EXERCISE REQUIREMENTS
Line by line, copy the material that follows without leaving anything out.

○ ○ ○

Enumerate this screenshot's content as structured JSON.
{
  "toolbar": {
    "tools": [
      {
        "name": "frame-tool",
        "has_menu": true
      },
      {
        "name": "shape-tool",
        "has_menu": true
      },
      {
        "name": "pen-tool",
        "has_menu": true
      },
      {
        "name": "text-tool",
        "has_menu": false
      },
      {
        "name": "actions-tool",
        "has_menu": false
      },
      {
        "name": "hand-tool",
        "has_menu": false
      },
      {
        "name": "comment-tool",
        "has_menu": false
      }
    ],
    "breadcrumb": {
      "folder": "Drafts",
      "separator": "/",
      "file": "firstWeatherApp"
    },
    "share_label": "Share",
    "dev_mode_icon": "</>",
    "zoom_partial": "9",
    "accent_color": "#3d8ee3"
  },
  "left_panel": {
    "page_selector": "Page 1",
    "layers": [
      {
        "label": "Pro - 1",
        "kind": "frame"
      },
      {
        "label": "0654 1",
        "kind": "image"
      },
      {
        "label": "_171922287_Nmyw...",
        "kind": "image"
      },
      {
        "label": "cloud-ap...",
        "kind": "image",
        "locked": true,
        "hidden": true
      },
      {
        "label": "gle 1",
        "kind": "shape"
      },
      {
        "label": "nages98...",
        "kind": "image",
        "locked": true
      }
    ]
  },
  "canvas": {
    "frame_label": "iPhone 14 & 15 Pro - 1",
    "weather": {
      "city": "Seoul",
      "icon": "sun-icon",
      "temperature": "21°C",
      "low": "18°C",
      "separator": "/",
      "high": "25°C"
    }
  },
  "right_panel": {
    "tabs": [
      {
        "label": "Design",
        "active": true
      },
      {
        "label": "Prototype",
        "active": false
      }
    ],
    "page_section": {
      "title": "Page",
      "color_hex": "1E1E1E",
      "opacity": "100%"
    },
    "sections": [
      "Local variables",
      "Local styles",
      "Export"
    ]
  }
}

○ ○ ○

RESULT OF THE TASK
Enumerate this screenshot's content as structured JSON.
{
  "toolbar": {
    "tools": [
      {
        "name": "frame-tool",
        "has_menu": true
      },
      {
        "name": "shape-tool",
        "has_menu": true
      },
      {
        "name": "pen-tool",
        "has_menu": true
      },
      {
        "name": "text-tool",
        "has_menu": false
      },
      {
        "name": "actions-tool",
        "has_menu": false
      },
      {
        "name": "hand-tool",
        "has_menu": false
      },
      {
        "name": "comment-tool",
        "has_menu": false
      }
    ],
    "breadcrumb": {
      "folder": "Drafts",
      "separator": "/",
      "file": "firstWeatherApp"
    },
    "share_label": "Share",
    "dev_mode_icon": "</>",
    "zoom_partial": "9",
    "accent_color": "#3d8ee3"
  },
  "left_panel": {
    "page_selector": "Page 1",
    "layers": [
      {
        "label": "Pro - 1",
        "kind": "frame"
      },
      {
        "label": "0654 1",
        "kind": "image"
      },
      {
        "label": "_171922287_Nmyw...",
        "kind": "image"
      },
      {
        "label": "cloud-ap...",
        "kind": "image",
        "locked": true,
        "hidden": true
      },
      {
        "label": "gle 1",
        "kind": "shape"
      },
      {
        "label": "nages98...",
        "kind": "image",
        "locked": true
      }
    ]
  },
  "canvas": {
    "frame_label": "iPhone 14 & 15 Pro - 1",
    "weather": {
      "city": "Seoul",
      "icon": "sun-icon",
      "temperature": "21°C",
      "low": "18°C",
      "separator": "/",
      "high": "25°C"
    }
  },
  "right_panel": {
    "tabs": [
      {
        "label": "Design",
        "active": true
      },
      {
        "label": "Prototype",
        "active": false
      }
    ],
    "page_section": {
      "title": "Page",
      "color_hex": "1E1E1E",
      "opacity": "100%"
    },
    "sections": [
      "Local variables",
      "Local styles",
      "Export"
    ]
  }
}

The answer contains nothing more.